Paul McChesney (Admin)
Post Number: 984
|Posted on Sunday, January 30, 2005 - 2:05 pm: |
I am not sure what the benefit amount would be in Florida. It will not be less than that; South Carolina as you might expect pays the minimum.
This is the sequence I would suggest for the transfer. I assume that, even though you are power of attorney, he receives his own check in his name:
1. After he gets the last check he should get in South Carolina, send in the forwarding order to the Post Office to forward his mail to whatever address he plans to live at in Florida. If you are not sure how to do this, get him and you to go to the Post Office; both of you will have to go.
2. As soon as he gets to Florida he should call 1 800 772 1213 and ask where the local Social Security office is. He should go there and explain that he has moved.
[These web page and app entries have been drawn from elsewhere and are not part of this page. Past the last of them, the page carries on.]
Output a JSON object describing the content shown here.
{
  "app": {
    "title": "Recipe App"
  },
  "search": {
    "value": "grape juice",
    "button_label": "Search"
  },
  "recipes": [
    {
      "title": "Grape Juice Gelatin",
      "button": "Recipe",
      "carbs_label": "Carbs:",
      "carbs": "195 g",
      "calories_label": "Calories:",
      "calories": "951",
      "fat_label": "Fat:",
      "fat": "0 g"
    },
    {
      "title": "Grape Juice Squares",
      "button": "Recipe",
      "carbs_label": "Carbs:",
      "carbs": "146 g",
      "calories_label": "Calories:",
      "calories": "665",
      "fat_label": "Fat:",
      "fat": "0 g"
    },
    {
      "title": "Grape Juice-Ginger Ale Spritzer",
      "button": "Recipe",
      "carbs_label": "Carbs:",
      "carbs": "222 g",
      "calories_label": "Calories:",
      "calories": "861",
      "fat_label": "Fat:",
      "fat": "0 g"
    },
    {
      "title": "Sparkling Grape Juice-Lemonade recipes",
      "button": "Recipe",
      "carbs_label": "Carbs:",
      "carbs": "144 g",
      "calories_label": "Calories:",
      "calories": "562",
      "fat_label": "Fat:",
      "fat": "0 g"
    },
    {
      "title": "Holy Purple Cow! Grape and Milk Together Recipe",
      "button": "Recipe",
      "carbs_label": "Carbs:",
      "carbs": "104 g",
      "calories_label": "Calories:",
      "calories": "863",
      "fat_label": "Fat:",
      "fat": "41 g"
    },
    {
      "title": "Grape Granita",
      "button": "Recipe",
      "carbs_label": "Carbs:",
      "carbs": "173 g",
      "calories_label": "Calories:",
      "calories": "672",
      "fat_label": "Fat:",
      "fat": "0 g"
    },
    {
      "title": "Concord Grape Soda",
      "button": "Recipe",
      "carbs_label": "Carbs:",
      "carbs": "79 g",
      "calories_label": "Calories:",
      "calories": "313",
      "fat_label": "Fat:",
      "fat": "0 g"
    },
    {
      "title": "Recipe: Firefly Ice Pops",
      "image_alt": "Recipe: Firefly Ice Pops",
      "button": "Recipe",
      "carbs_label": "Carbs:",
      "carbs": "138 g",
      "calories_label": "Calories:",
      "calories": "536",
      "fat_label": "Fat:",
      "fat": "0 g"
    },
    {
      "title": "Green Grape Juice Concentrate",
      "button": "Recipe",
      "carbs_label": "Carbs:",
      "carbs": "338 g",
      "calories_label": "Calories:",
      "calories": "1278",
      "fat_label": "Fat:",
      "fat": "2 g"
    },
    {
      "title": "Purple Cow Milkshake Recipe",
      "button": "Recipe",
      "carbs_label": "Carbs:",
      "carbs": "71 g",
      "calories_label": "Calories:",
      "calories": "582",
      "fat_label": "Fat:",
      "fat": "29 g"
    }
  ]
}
The Administration will promise him that the next check will come directly to his new address, but half the time they are wrong. That's why he took step 1.
Now we'll assume that you are his representative payee, that is, that the check comes in your name, and you want to transfer that obligation to his daughter in Florida, and that she is trustworthy. Do it this way:
1. He moves without telling anyone. As the checks come, you send them to his daughter. But be aware that you are still responsible to be sure the check is spent properly, so don't do this unless you are positive that she can be trusted.
2. Have them go to the local Social Security office together, and explain about the move, and ask that she be made representative payee.
If all goes well, if you take the steps in that order, no check should be missed.
"Power of Attorney" is a state law position, and the Administration, which is Federal, will not give you the check unless you are also the "representative payee"; you get appointed representative payee at the local office.